Stay Away from the No Game No Life English Novel
EDIT (18/7/2016): I have heard that Yen Press’s No Game No Life novels were heavily edited and re-released. I have also heard that subsequent volumes are much better received. I have not read these later editions myself, so this post is only a commentary on the first edition of the first light novel volume. Please bear that in mind as you read this post!
The biggest mistake of my life was putting actual money into the English No Game No Life novel, published by Yen Press.
Yen Press has a pretty good reputation as far as light novel publishing companies go. Their release schedule is consistent and the translation quality is a solid notch above the fan translations. I particularly recommend their Sword Art Online release, which was translated by Stephen Paul.
However, not every release is translated by the same person. Some translations are better than others. No Game No Life, translated by Daniel Komen, is one of the duds.
Allow me to show you what I mean through choice excerpts from the book.
EXHIBIT A: BAD PUNCTUATION AND GRAMMAR
I don’t envy the soul who has to translate No Game No Life. Kamiya Yuu has a very idiosyncratic writing style. But what are those sentences even supposed to convey? How did an editor permit this wholesale slaughter of the English language?
To compare, here is the fan translation from Nano Desu:

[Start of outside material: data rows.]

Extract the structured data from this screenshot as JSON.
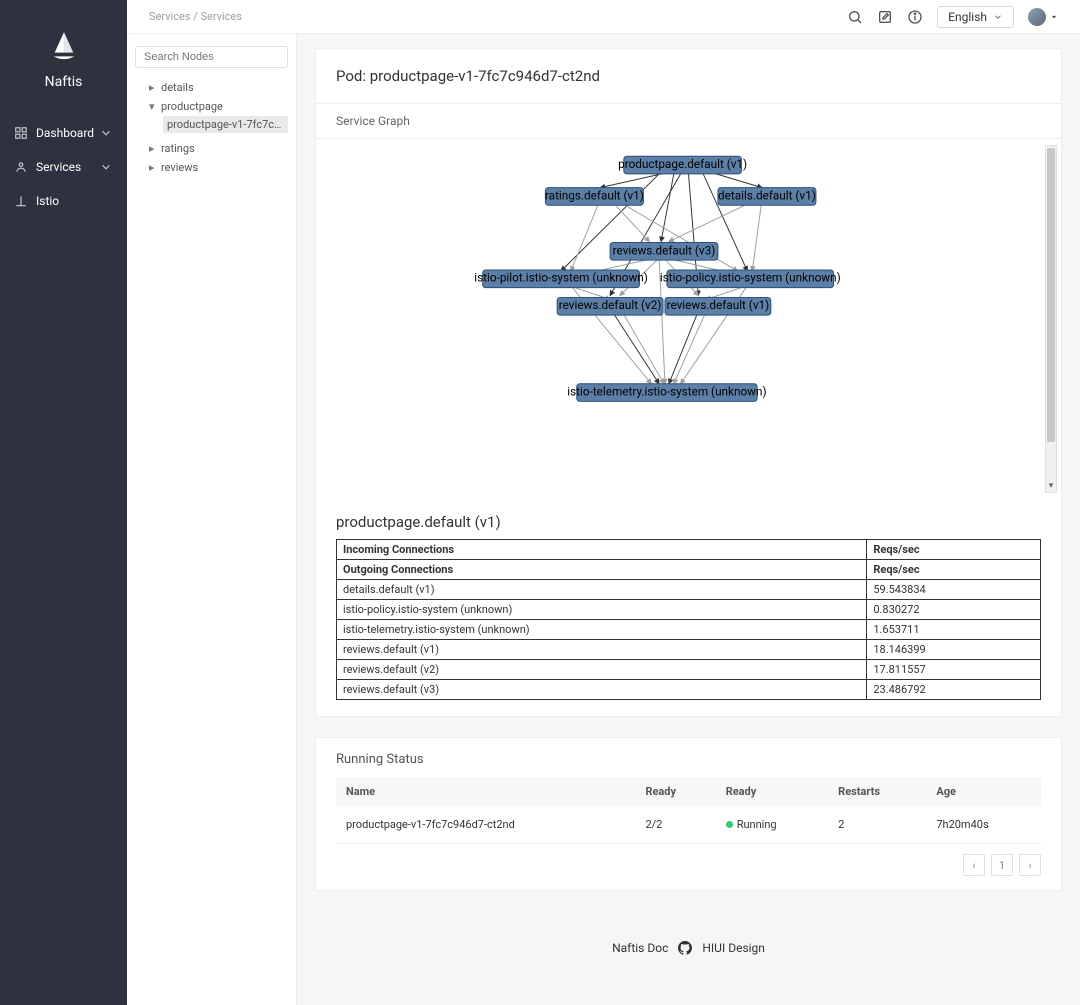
{
  "brand": "Naftis",
  "nav": {
    "dashboard": "Dashboard",
    "services": "Services",
    "istio": "Istio"
  },
  "breadcrumb": "Services / Services",
  "lang": "English",
  "search_placeholder": "Search Nodes",
  "tree": {
    "details": "details",
    "productpage": "productpage",
    "productpage_pod": "productpage-v1-7fc7c946...",
    "ratings": "ratings",
    "reviews": "reviews"
  },
  "pod_title": "Pod: productpage-v1-7fc7c946d7-ct2nd",
  "graph_title": "Service Graph",
  "graph_nodes": {
    "productpage": "productpage.default (v1)",
    "ratings": "ratings.default (v1)",
    "details": "details.default (v1)",
    "reviews_v3": "reviews.default (v3)",
    "pilot": "istio-pilot.istio-system (unknown)",
    "policy": "istio-policy.istio-system (unknown)",
    "reviews_v2": "reviews.default (v2)",
    "reviews_v1": "reviews.default (v1)",
    "telemetry": "istio-telemetry.istio-system (unknown)"
  },
  "conn_section_title": "productpage.default (v1)",
  "conn_headers": {
    "incoming": "Incoming Connections",
    "outgoing": "Outgoing Connections",
    "reqs": "Reqs/sec"
  },
  "connections": [
    {
      "name": "details.default (v1)",
      "reqs": "59.543834"
    },
    {
      "name": "istio-policy.istio-system (unknown)",
      "reqs": "0.830272"
    },
    {
      "name": "istio-telemetry.istio-system (unknown)",
      "reqs": "1.653711"
    },
    {
      "name": "reviews.default (v1)",
      "reqs": "18.146399"
    },
    {
      "name": "reviews.default (v2)",
      "reqs": "17.811557"
    },
    {
      "name": "reviews.default (v3)",
      "reqs": "23.486792"
    }
  ],
  "status_title": "Running Status",
  "status_headers": {
    "name": "Name",
    "ready": "Ready",
    "ready2": "Ready",
    "restarts": "Restarts",
    "age": "Age"
  },
  "status_row": {
    "name": "productpage-v1-7fc7c946d7-ct2nd",
    "ready": "2/2",
    "state": "Running",
    "restarts": "2",
    "age": "7h20m40s"
  },
  "pager": {
    "page": "1"
  },
  "footer": {
    "doc": "Naftis Doc",
    "design": "HIUI Design"
  }
}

Sora was woken up by that soft knocking, perhaps due to his nerves becoming oversensitive after the stress of arriving in an unknown land.
While silencing his body’s protests that it hadn’t slept enough at all, his brain suddenly became completely alert.
—But it seemed that wasn’t the case with the younger sister.
While still grasping her brother’s left arm, she was still sound asleep and had drool dripping from her mouth.
Sora felt both relieved and envious of her peaceful, dreaming face.
You know you’re doing it wrong when a fan translation is more comprehensible than your official translation.
EXHIBIT B: BAD MEMES
This part is understandable because the characters are supposed to be otaku. But the incorporation of internet slang here feels forced:
In Japanese, the line reads: ぬ、馬鹿言うな。イカサマはどんだけ凄いかじゃなく、どう使うかだ。A more accurate translation would be: “What matters isn’t how impressive the trick is, it’s pulling it off.” イカサマ is a common Japanese word, not a meme. (And besides, isn’t ‘leet’ way old school?)
On the upside, I do admit this line made me laugh:
EXHIBIT C: BAD ENGRISH
The Engrish ranges from amusing…
In the original novel, Sora says English words (マイリトルシスター and いえーすいぐざくとりー) with a Japanese accent in a quirky attempt to sound sophisticated. A more comparable effect would have been achieved by using French words, not friggen Japanese words. If Sora is supposed to be Japanese in the first place, then peppering his speech with Japanese words in the English translation doesn’t exactly make him sound like he’s talking like a foreigner.
There aren’t even any footnotes explaining what those Japanese words are supposed to mean, so good luck pitching this novel to a non-weaboo…
EXHIBIT D: MISC.
What, is he shooting her?
Eh? Eh?! Eeeeehhhhhh?!
EXHIBIT E: ???
At one point in the first chapter, No Game No Life eloquently describes the act of groping a woman’s breasts.
Aaaaaand this was the point where I stopped reading.
As a light novel fan and a translator, I refuse to spend money on bad translations. I’m a bit torn on this because I want to see the English LN industry grow, but I want good standards most of all. I hope Yen Press avoids falling to the level of paying cheap commissions for mass-produced translations, just for the sake of riding on the success of a few popular titles.
By the way, I haven’t checked out the other April LN releases yet. My confidence as a consumer has been shaken somewhat by this whole debacle. I just hope they’re not as miserable as the No Game No Life translation.
Well, anyway, that’s enough negativity for one post. I don’t enjoy lampooning things I have no affection for. Next post should be more cheerful and upbeat, I hope!